What isn't necessarily natural (or ever really necessary) is changing your deck to attack that which attacks you. Perhaps adding countermagic to stop Day of Judgment or Black Sun's Zenith will work. Maybe slipping Darksteel Forge into your artifact deck is the trick to stopping the destructive onslaught. Some players argue this is a requirement to play Magic.
But it isn't.
Nothing is needed for decks more than a desire to play them. Fighting firepower with more firepower is fine—up until the game moves away from actual gaming (remember, playing Magic?) and into the realm of fighting other players.
It's this spiral of escalation and aggression that can twist what was a casual get together into a stressful event of putting decks through their paces. Changing your deck, adding or removing things, or even switching to a completely different set of cards is fine. In fact, I strongly encourage you to try new things.
It's the mindset of "How do I break her deck?" or "What can I do to stop him?" that becomes a dangerous precedent. When your focus leaves what you enjoy and want to do and stays fixated on things you feel the need to address that danger lurks.
The Bandwagon of Brothers
Of course, changing your deck because you now have a new point of view in mind is perfectly pleasant. It would be madness to argue against changing decks.
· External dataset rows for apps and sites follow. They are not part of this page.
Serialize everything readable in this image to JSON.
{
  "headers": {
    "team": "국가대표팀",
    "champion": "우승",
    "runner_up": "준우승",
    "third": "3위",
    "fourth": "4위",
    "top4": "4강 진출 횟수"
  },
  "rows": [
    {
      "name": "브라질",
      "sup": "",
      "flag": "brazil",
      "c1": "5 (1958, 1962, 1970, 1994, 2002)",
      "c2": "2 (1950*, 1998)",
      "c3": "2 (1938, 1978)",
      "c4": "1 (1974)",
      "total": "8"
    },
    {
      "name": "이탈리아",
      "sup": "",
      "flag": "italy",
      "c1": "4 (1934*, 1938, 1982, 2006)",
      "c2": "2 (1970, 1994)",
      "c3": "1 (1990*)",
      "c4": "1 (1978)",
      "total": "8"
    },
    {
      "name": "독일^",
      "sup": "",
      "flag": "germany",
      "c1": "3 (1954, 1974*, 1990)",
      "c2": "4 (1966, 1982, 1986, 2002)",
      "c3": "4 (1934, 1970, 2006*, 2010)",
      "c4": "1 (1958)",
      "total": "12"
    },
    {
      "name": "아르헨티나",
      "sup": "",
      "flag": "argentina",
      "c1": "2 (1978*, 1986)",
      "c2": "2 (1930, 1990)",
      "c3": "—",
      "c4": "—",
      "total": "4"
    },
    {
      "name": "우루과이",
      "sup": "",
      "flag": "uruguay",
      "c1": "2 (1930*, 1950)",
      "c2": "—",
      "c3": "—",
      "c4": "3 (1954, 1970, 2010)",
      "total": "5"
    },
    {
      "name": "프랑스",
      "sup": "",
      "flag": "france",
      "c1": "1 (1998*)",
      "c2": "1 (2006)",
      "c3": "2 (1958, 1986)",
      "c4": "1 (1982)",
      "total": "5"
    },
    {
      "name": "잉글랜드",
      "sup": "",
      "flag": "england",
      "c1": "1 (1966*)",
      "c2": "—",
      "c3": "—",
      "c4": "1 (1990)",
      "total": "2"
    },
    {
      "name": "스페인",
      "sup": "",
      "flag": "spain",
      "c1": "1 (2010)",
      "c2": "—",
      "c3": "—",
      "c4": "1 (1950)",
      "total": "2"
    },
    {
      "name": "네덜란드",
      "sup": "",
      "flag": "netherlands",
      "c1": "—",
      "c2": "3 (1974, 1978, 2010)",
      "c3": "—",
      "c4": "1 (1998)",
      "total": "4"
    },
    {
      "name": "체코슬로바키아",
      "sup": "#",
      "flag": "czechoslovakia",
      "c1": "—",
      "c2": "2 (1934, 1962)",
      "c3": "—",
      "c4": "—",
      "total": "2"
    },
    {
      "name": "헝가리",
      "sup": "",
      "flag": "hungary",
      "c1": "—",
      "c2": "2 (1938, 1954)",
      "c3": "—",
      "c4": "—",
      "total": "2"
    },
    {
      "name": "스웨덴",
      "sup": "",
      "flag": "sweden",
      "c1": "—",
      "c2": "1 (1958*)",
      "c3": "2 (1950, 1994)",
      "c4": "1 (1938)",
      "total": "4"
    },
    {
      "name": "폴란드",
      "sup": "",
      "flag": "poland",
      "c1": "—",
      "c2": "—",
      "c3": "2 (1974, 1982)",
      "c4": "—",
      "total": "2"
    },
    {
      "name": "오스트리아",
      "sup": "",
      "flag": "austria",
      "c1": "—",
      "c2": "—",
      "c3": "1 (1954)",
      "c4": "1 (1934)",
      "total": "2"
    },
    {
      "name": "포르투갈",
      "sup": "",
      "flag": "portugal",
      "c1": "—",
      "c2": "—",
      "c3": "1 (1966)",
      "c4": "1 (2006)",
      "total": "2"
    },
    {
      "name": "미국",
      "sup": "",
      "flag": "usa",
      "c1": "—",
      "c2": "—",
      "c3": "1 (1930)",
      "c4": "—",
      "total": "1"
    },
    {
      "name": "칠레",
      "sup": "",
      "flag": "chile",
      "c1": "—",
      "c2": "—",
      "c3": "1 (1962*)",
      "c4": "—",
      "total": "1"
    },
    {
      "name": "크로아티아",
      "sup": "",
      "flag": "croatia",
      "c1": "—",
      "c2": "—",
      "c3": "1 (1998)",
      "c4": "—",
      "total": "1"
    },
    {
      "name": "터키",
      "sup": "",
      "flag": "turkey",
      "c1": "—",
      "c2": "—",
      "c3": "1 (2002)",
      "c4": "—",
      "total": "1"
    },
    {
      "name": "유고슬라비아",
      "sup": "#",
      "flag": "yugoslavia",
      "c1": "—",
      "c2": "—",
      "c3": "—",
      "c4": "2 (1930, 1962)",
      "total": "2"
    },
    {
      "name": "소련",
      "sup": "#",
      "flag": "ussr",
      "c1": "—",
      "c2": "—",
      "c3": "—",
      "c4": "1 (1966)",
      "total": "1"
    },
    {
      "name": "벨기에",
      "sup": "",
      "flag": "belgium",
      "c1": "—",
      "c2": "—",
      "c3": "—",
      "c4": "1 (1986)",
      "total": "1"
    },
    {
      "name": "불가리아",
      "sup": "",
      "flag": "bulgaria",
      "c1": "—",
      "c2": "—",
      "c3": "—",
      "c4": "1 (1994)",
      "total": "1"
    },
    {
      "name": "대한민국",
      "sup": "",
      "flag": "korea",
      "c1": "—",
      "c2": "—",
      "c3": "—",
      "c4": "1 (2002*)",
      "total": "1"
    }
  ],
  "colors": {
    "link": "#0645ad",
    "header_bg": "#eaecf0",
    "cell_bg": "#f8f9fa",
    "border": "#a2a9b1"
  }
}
But what I want to encourage most is that we consider two sides of the coin as we make our way through piles of cards:
- What makes my deck fun?
- Does my deck make someone else's deck unfun?
More directly: being contentious about changing your deck is more than simply the awareness of what you're changing. It means to set phasers to "Stun" rather than "Kill" from time to time. It means considering Consume the Meek over Black Sun's Zenith. It means trying out Doran, the Siege Tower instead of Teneb, the Harvester as your Commander. It means both bringing a deck built for showing off your favorite thing and one that leaves some room for others to show off theirs.
And if all else fails just talk about it. Having friends who want to play with you is a powerful draw. Sharing how you feel about some games, looking at why things went the way they did, doesn't have to be an exercise in debating "skill" and "ability." Sometimes friends just don't know how you feel until you spell it out.
And as for Michael, let me spell it out for you: you're fine. You like Skithiryx, the Blight Dragon. You want to have him as your Commander. I think that's awesome, and if you have fellow Commander-loving friends, I'm sure they agree with me. The only thing I ask is that the next time you flip through your deck ask yourself "Is this card here because I want it or because I feel it needs to be?"
And then ask your friends to do the same.
From our gaming and your letter alone I know you're in the right place. You don't need red, green, or white—any color can bring some awkward moments to a table—but just a little less "Pow!" and a little more "Wow!" in your picks. Really, I can't wait to play you again!
For everyone else I hope you, too, will check your deck and consider where, exactly, it fits in with your friends. Join us next week when we see two sides to a different coin.
(PS: I, too, can spell Skithiryx without a reference handy. You're not alone there either, friend!)